## What is expected
When you repeat the entries below, please keep them exact and leave out the pictures.

Task input below:

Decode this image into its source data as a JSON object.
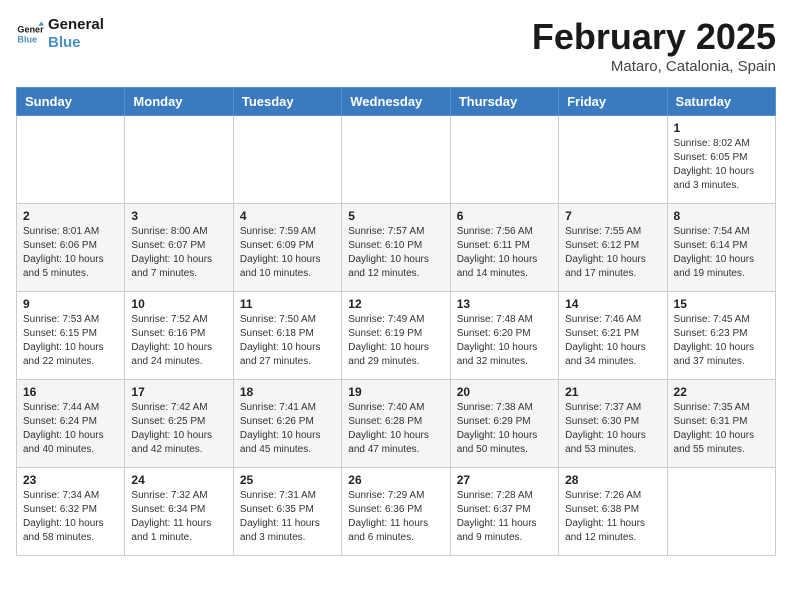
{
  "header": {
    "logo_line1": "General",
    "logo_line2": "Blue",
    "month_title": "February 2025",
    "location": "Mataro, Catalonia, Spain"
  },
  "calendar": {
    "days_of_week": [
      "Sunday",
      "Monday",
      "Tuesday",
      "Wednesday",
      "Thursday",
      "Friday",
      "Saturday"
    ],
    "weeks": [
      [
        {
          "day": "",
          "info": ""
        },
        {
          "day": "",
          "info": ""
        },
        {
          "day": "",
          "info": ""
        },
        {
          "day": "",
          "info": ""
        },
        {
          "day": "",
          "info": ""
        },
        {
          "day": "",
          "info": ""
        },
        {
          "day": "1",
          "info": "Sunrise: 8:02 AM\nSunset: 6:05 PM\nDaylight: 10 hours and 3 minutes."
        }
      ],
      [
        {
          "day": "2",
          "info": "Sunrise: 8:01 AM\nSunset: 6:06 PM\nDaylight: 10 hours and 5 minutes."
        },
        {
          "day": "3",
          "info": "Sunrise: 8:00 AM\nSunset: 6:07 PM\nDaylight: 10 hours and 7 minutes."
        },
        {
          "day": "4",
          "info": "Sunrise: 7:59 AM\nSunset: 6:09 PM\nDaylight: 10 hours and 10 minutes."
        },
        {
          "day": "5",
          "info": "Sunrise: 7:57 AM\nSunset: 6:10 PM\nDaylight: 10 hours and 12 minutes."
        },
        {
          "day": "6",
          "info": "Sunrise: 7:56 AM\nSunset: 6:11 PM\nDaylight: 10 hours and 14 minutes."
        },
        {
          "day": "7",
          "info": "Sunrise: 7:55 AM\nSunset: 6:12 PM\nDaylight: 10 hours and 17 minutes."
        },
        {
          "day": "8",
          "info": "Sunrise: 7:54 AM\nSunset: 6:14 PM\nDaylight: 10 hours and 19 minutes."
        }
      ],
      [
        {
          "day": "9",
          "info": "Sunrise: 7:53 AM\nSunset: 6:15 PM\nDaylight: 10 hours and 22 minutes."
        },
        {
          "day": "10",
          "info": "Sunrise: 7:52 AM\nSunset: 6:16 PM\nDaylight: 10 hours and 24 minutes."
        },
        {
          "day": "11",
          "info": "Sunrise: 7:50 AM\nSunset: 6:18 PM\nDaylight: 10 hours and 27 minutes."
        },
        {
          "day": "12",
          "info": "Sunrise: 7:49 AM\nSunset: 6:19 PM\nDaylight: 10 hours and 29 minutes."
        },
        {
          "day": "13",
          "info": "Sunrise: 7:48 AM\nSunset: 6:20 PM\nDaylight: 10 hours and 32 minutes."
        },
        {
          "day": "14",
          "info": "Sunrise: 7:46 AM\nSunset: 6:21 PM\nDaylight: 10 hours and 34 minutes."
        },
        {
          "day": "15",
          "info": "Sunrise: 7:45 AM\nSunset: 6:23 PM\nDaylight: 10 hours and 37 minutes."
        }
      ],
      [
        {
          "day": "16",
          "info": "Sunrise: 7:44 AM\nSunset: 6:24 PM\nDaylight: 10 hours and 40 minutes."
        },
        {
          "day": "17",
          "info": "Sunrise: 7:42 AM\nSunset: 6:25 PM\nDaylight: 10 hours and 42 minutes."
        },
        {
          "day": "18",
          "info": "Sunrise: 7:41 AM\nSunset: 6:26 PM\nDaylight: 10 hours and 45 minutes."
        },
        {
          "day": "19",
          "info": "Sunrise: 7:40 AM\nSunset: 6:28 PM\nDaylight: 10 hours and 47 minutes."
        },
        {
          "day": "20",
          "info": "Sunrise: 7:38 AM\nSunset: 6:29 PM\nDaylight: 10 hours and 50 minutes."
        },
        {
          "day": "21",
          "info": "Sunrise: 7:37 AM\nSunset: 6:30 PM\nDaylight: 10 hours and 53 minutes."
        },
        {
          "day": "22",
          "info": "Sunrise: 7:35 AM\nSunset: 6:31 PM\nDaylight: 10 hours and 55 minutes."
        }
      ],
      [
        {
          "day": "23",
          "info": "Sunrise: 7:34 AM\nSunset: 6:32 PM\nDaylight: 10 hours and 58 minutes."
        },
        {
          "day": "24",
          "info": "Sunrise: 7:32 AM\nSunset: 6:34 PM\nDaylight: 11 hours and 1 minute."
        },
        {
          "day": "25",
          "info": "Sunrise: 7:31 AM\nSunset: 6:35 PM\nDaylight: 11 hours and 3 minutes."
        },
        {
          "day": "26",
          "info": "Sunrise: 7:29 AM\nSunset: 6:36 PM\nDaylight: 11 hours and 6 minutes."
        },
        {
          "day": "27",
          "info": "Sunrise: 7:28 AM\nSunset: 6:37 PM\nDaylight: 11 hours and 9 minutes."
        },
        {
          "day": "28",
          "info": "Sunrise: 7:26 AM\nSunset: 6:38 PM\nDaylight: 11 hours and 12 minutes."
        },
        {
          "day": "",
          "info": ""
        }
      ]
    ]
  }
}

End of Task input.

## Solved problem
Decode this image into its source data as a JSON object.
{
  "header": {
    "logo_line1": "General",
    "logo_line2": "Blue",
    "month_title": "February 2025",
    "location": "Mataro, Catalonia, Spain"
  },
  "calendar": {
    "days_of_week": [
      "Sunday",
      "Monday",
      "Tuesday",
      "Wednesday",
      "Thursday",
      "Friday",
      "Saturday"
    ],
    "weeks": [
      [
        {
          "day": "",
          "info": ""
        },
        {
          "day": "",
          "info": ""
        },
        {
          "day": "",
          "info": ""
        },
        {
          "day": "",
          "info": ""
        },
        {
          "day": "",
          "info": ""
        },
        {
          "day": "",
          "info": ""
        },
        {
          "day": "1",
          "info": "Sunrise: 8:02 AM\nSunset: 6:05 PM\nDaylight: 10 hours and 3 minutes."
        }
      ],
      [
        {
          "day": "2",
          "info": "Sunrise: 8:01 AM\nSunset: 6:06 PM\nDaylight: 10 hours and 5 minutes."
        },
        {
          "day": "3",
          "info": "Sunrise: 8:00 AM\nSunset: 6:07 PM\nDaylight: 10 hours and 7 minutes."
        },
        {
          "day": "4",
          "info": "Sunrise: 7:59 AM\nSunset: 6:09 PM\nDaylight: 10 hours and 10 minutes."
        },
        {
          "day": "5",
          "info": "Sunrise: 7:57 AM\nSunset: 6:10 PM\nDaylight: 10 hours and 12 minutes."
        },
        {
          "day": "6",
          "info": "Sunrise: 7:56 AM\nSunset: 6:11 PM\nDaylight: 10 hours and 14 minutes."
        },
        {
          "day": "7",
          "info": "Sunrise: 7:55 AM\nSunset: 6:12 PM\nDaylight: 10 hours and 17 minutes."
        },
        {
          "day": "8",
          "info": "Sunrise: 7:54 AM\nSunset: 6:14 PM\nDaylight: 10 hours and 19 minutes."
        }
      ],
      [
        {
          "day": "9",
          "info": "Sunrise: 7:53 AM\nSunset: 6:15 PM\nDaylight: 10 hours and 22 minutes."
        },
        {
          "day": "10",
          "info": "Sunrise: 7:52 AM\nSunset: 6:16 PM\nDaylight: 10 hours and 24 minutes."
        },
        {
          "day": "11",
          "info": "Sunrise: 7:50 AM\nSunset: 6:18 PM\nDaylight: 10 hours and 27 minutes."
        },
        {
          "day": "12",
          "info": "Sunrise: 7:49 AM\nSunset: 6:19 PM\nDaylight: 10 hours and 29 minutes."
        },
        {
          "day": "13",
          "info": "Sunrise: 7:48 AM\nSunset: 6:20 PM\nDaylight: 10 hours and 32 minutes."
        },
        {
          "day": "14",
          "info": "Sunrise: 7:46 AM\nSunset: 6:21 PM\nDaylight: 10 hours and 34 minutes."
        },
        {
          "day": "15",
          "info": "Sunrise: 7:45 AM\nSunset: 6:23 PM\nDaylight: 10 hours and 37 minutes."
        }
      ],
      [
        {
          "day": "16",
          "info": "Sunrise: 7:44 AM\nSunset: 6:24 PM\nDaylight: 10 hours and 40 minutes."
        },
        {
          "day": "17",
          "info": "Sunrise: 7:42 AM\nSunset: 6:25 PM\nDaylight: 10 hours and 42 minutes."
        },
        {
          "day": "18",
          "info": "Sunrise: 7:41 AM\nSunset: 6:26 PM\nDaylight: 10 hours and 45 minutes."
        },
        {
          "day": "19",
          "info": "Sunrise: 7:40 AM\nSunset: 6:28 PM\nDaylight: 10 hours and 47 minutes."
        },
        {
          "day": "20",
          "info": "Sunrise: 7:38 AM\nSunset: 6:29 PM\nDaylight: 10 hours and 50 minutes."
        },
        {
          "day": "21",
          "info": "Sunrise: 7:37 AM\nSunset: 6:30 PM\nDaylight: 10 hours and 53 minutes."
        },
        {
          "day": "22",
          "info": "Sunrise: 7:35 AM\nSunset: 6:31 PM\nDaylight: 10 hours and 55 minutes."
        }
      ],
      [
        {
          "day": "23",
          "info": "Sunrise: 7:34 AM\nSunset: 6:32 PM\nDaylight: 10 hours and 58 minutes."
        },
        {
          "day": "24",
          "info": "Sunrise: 7:32 AM\nSunset: 6:34 PM\nDaylight: 11 hours and 1 minute."
        },
        {
          "day": "25",
          "info": "Sunrise: 7:31 AM\nSunset: 6:35 PM\nDaylight: 11 hours and 3 minutes."
        },
        {
          "day": "26",
          "info": "Sunrise: 7:29 AM\nSunset: 6:36 PM\nDaylight: 11 hours and 6 minutes."
        },
        {
          "day": "27",
          "info": "Sunrise: 7:28 AM\nSunset: 6:37 PM\nDaylight: 11 hours and 9 minutes."
        },
        {
          "day": "28",
          "info": "Sunrise: 7:26 AM\nSunset: 6:38 PM\nDaylight: 11 hours and 12 minutes."
        },
        {
          "day": "",
          "info": ""
        }
      ]
    ]
  }
}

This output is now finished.